On Sat, Sep 24, 2016 at 10:33:01AM +0530, Amit Kapila wrote: > On Sat, Sep 24, 2016 at 1:02 AM, Robert Haas <robertmh...@gmail.com> wrote: > > Currently, hash indexes always store the hash code in the index, but > > not the actual Datum. It's recently been noted that this can make a > > hash index smaller than the corresponding btree index would be if the > > column is wide. However, if the index is being built on a fixed-width > > column with a typlen <= sizeof(Datum), we could store the original > > value in the hash index rather than the hash code without using any > > more space. That would complicate the code, but I bet it would be > > faster: we wouldn't need to set xs_recheck, we could rule out hash > > collisions without visiting the heap, and we could support index-only > > scans in such cases. > > > > What exactly you mean by Datum?
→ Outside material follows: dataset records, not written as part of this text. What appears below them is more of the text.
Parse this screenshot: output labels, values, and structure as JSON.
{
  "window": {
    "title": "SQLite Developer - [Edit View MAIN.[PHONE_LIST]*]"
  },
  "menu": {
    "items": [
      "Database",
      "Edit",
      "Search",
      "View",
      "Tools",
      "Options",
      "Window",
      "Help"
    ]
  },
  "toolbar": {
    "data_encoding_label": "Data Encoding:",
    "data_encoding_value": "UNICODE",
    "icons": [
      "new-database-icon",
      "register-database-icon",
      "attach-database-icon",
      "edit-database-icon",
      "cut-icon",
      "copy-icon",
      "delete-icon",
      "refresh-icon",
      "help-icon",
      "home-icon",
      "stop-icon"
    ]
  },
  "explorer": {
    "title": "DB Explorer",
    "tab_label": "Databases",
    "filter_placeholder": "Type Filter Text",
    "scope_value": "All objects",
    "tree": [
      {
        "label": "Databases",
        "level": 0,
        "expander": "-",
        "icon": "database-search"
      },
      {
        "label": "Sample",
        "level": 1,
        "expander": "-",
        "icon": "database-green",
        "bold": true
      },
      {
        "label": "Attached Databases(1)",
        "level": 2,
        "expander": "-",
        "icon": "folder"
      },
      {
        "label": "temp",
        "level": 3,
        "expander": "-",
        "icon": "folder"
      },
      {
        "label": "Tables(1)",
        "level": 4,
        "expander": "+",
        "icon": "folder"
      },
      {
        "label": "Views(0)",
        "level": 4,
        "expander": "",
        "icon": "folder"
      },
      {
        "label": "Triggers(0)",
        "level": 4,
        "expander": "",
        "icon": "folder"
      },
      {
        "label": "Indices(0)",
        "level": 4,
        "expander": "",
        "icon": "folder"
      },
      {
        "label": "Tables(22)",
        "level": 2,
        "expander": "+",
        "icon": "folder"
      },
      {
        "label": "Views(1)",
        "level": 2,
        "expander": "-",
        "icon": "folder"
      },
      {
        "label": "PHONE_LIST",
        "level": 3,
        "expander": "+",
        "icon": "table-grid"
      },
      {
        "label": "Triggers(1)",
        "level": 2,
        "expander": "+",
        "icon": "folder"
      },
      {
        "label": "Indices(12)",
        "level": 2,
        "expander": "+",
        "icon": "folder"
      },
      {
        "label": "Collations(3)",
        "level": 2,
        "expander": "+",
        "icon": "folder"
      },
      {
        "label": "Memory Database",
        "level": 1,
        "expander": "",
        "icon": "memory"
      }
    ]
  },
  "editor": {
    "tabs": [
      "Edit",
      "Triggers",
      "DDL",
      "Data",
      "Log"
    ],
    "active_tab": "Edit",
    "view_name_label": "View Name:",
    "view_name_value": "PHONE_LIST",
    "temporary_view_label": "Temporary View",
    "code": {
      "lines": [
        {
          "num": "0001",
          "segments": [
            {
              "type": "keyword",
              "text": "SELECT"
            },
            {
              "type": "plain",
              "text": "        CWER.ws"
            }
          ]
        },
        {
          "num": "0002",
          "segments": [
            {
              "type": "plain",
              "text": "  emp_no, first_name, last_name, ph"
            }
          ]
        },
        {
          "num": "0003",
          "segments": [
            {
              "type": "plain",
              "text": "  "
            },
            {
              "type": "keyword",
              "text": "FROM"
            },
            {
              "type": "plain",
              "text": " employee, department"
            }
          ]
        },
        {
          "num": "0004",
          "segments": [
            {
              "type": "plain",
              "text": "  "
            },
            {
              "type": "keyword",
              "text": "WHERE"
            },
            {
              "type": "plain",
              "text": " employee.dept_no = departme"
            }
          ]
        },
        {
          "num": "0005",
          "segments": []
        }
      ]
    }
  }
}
Is it for datatypes that fits into 64 > bits like integer. I think if we are able to support index only scans > for hash indexes for some data types, that will be a huge plus. > Surely, there is some benefit without index only scans as well, which > is we can avoid recheck, but not sure if that alone can give us any > big performance boost. As, you say, it might lead to some > complication in code, but I think it is worth trying. > > Won't it add some requirements for pg_upgrade as well?
Yes, pg_upgrade will mark the indexes as invalid and supply a script to reindex them. -- Bruce Momjian <br...@momjian.us> http://momjian.us EnterpriseDB http://enterprisedb.com + As you are, so once was I. As I am, so you will be. + + Ancient Roman grave inscription + -- Sent via pgsql-hackers mailing list (email@example.com) To make changes to your subscription: http://www.postgresql.org/mailpref/pgsql-hackers